Location sharing is your choice
SocialRadar seemed terrifying by the description but not once I started really thinking about how we share information. Twitter is my most used social media platform and, sometimes, I use geopinned tweets to let followers know where I am at a specific time, most notably, earlier this month at CES. I chose to send my location, freely providing my information to anyone that intentionally ran across my tweet. Followers could use that data to find me instantly, assuming I have not moved from the tweeted location. All SocialRadar is doing is finding that tweet and providing the location along with a stream of other user data.
Using Foursquare is similar. People choose to actively provide their information to their followers by checking into locations. Facebook is the same, even letting users check in other people. Again, SocialRadar just compiles information that is already there and was shared freely.
The difference is how people use SocialRadar. Anyone with the app chooses how to share their location. The intended use is for continuous geolocation sharing, with battery life in mind. If you are using SocialRadar, you are accepting that other people connected to you can find you, anytime, anywhere. Of course, there are tiers of privacy built into SocialRadar and the app makes no intention to hide the sharing levels.
There is something intimately audacious about SocialRadar’s intentions, to share users’ locations in a constant stream and locate other people, who do not even have SocialRadar profiles. But, taking a step back, the individual people have all, at one time or another, decided, on their own volition, to share their location. SocialRadar is simply a tool to help cull publicly available information into a constant stream of easily usable data. At the same time, it looks very elegant, wrapped in a pleasing UI, which even changes backgrounds depending on the nearest US city.
Will I continue using SocialRadar now that it is past the beta stage? I believe I will drudge on into the future of geolocation madness by staying connected for a while. As more people begin to utilize the service, I may turn up the restriction on my sharable data, but then I am missing the point. SocialRadar is designed to connect people with whom I am already connected.
Why will this platform become the new standard? SocialRadar is positioned as the parent to all other location based social media platforms. Liquifying huge data chunks across all other profiles and flowing them into one continual stream of user profile data is incredibly useful. Interacting with others can be accomplished through one new gold standard, SocialRadar. And, I might find out my old buddies are just a few blocks over. Knowing where my friends are located on a Friday night or professional contacts at a national conference has endless opportunities.
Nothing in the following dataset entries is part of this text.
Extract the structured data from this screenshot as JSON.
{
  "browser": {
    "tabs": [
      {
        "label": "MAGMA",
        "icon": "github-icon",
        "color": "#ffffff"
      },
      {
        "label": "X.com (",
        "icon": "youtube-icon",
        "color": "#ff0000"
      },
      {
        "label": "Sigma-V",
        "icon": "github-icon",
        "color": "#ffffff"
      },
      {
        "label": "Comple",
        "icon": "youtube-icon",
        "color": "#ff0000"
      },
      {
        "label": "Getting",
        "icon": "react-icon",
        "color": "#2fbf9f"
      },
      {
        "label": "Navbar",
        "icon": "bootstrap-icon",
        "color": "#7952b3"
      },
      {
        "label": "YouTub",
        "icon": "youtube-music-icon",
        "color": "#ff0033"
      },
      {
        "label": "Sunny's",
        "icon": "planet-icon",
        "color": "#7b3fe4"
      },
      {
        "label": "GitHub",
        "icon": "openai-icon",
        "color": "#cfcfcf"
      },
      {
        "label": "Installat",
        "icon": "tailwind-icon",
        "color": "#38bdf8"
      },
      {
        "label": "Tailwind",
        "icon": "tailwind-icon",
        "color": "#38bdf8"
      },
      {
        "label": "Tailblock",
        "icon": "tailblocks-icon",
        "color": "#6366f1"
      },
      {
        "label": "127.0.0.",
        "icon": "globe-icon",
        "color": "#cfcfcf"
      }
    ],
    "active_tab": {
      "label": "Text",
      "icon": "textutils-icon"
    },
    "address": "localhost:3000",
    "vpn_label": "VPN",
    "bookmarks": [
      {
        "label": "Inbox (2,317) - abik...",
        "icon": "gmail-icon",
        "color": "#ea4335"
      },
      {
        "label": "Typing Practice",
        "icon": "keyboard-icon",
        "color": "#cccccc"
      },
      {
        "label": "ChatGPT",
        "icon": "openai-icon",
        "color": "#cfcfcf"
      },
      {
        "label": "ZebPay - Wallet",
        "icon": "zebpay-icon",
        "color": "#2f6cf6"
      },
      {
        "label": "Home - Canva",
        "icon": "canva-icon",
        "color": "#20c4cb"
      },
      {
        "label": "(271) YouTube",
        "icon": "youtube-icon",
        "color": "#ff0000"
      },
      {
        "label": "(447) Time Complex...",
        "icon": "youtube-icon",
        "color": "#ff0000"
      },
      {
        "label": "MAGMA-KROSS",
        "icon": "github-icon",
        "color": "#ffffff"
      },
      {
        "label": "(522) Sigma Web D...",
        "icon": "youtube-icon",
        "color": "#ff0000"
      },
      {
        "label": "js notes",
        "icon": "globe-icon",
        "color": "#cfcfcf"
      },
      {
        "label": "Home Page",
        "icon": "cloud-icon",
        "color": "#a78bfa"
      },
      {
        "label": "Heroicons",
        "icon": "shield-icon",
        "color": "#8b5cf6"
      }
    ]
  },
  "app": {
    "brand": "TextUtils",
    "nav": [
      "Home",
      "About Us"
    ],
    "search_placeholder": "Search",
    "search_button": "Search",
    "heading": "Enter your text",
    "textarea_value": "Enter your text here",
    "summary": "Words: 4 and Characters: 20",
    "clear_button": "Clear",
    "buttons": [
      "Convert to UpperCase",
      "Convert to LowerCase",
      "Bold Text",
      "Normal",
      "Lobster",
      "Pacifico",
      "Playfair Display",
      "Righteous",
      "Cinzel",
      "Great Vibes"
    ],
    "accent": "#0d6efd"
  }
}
Did you miss a chance to catch up with a buddy? Or, is a connection nearby that could help you find the next career move?
SocialRadar is not a creepy stalker app of the future, which is what people will initially believe. What those terrified people are not considering is the power of having your contacts rolled into one app, with the ability to help you bump into people on a daily basis. This app could change the way people interact. SocialRadar could become the new standard in social media. However, this acceptance will not be overnight. Acceptance will come as more people decide it is beneficial for people to connect, thus lowering their hesitation to share location driven data. Give SocialRadar time. It will become more than we can predict on launch day. But, mark my words, this app is going to cause a great amount of chatter. With an open API, it will even begin to interface with other apps, further extending its reach.
You can download SocialRadar for free. Weigh-in through the comment section below. Can you see the opportunity or are you shocked at the intentions?